  • Clearing the Keystone Environment

GNU/Linux Leftovers

Red Hat Summit
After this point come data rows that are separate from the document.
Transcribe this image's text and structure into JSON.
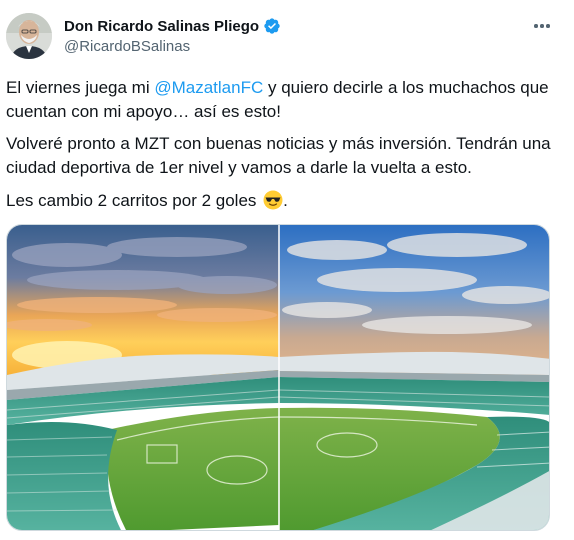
{
  "tweet": {
    "author": {
      "display_name": "Don Ricardo Salinas Pliego",
      "handle": "@RicardoBSalinas",
      "verified": true
    },
    "text": {
      "line1_pre": "El viernes juega mi ",
      "mention": "@MazatlanFC",
      "line1_post": " y quiero decirle a los muchachos que cuentan con mi apoyo… así es esto!",
      "para2": "Volveré pronto a MZT con buenas noticias y más inversión. Tendrán una ciudad deportiva de 1er nivel y vamos a darle la vuelta a esto.",
      "para3": "Les cambio 2 carritos por 2 goles",
      "para3_end": "."
    },
    "emoji_icon": "sunglasses-face",
    "media_description_icon": "stadium-photo"
  },
  "colors": {
    "accent": "#1d9bf0",
    "text": "#0f1419",
    "secondary": "#536471"
  }
}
  • Red Hat Summit Advocates the Power of Participation
    Red Hat hosted its annual Red Hat Summit customer event June 28-30 at the Moscone Center in San Francisco, with a theme of harnessing the power of participation. Once again, the DevNation developer event, which is the successor to JBoss World, was co-located with Red Hat Summit. For JBoss, 2016 is a particularly significant year as it marks 10 years since Red Hat acquired it. At DevNation, Red Hat announced the new JBoss Enterprise Application Platform (EAP) 7 release, providing new cloud-enhanced capabilities for Red Hat's flagship middleware platform. JBoss is now also working to help enable Java for the container era, with the launch of the MicroProfile Project, an effort to optimize enterprise Java for a microservices architecture. Java wasn't the only focus of DevNation this year either, as Microsoft took center stage too, announcing the availability of its .NET Core for Red Hat Enterprise Linux. In this slide show, eWEEK takes a look at some of the highlights of the Red Hat Summit and DevNation 2016 events.
  • How Red Hat is tailoring OpenStack to fit … everyone
    Even though there have been no major changes announced to the OpenStack platform of late, it was still one of the most talked about subjects at this year’s Red Hat Summit. Red Hat plays a significant role in the development of the platform and is very proud of its contribution to the community.
  • New technologies foster an open-source environment
    In 2007, when 3scale, Inc. was founded, some people thought it was crazy to be investing so much time and energy into API. But Steven Willmott, CEO of 3scale, Inc., said that even at that time his team knew that the future was API-driven, and they wanted to help that happen.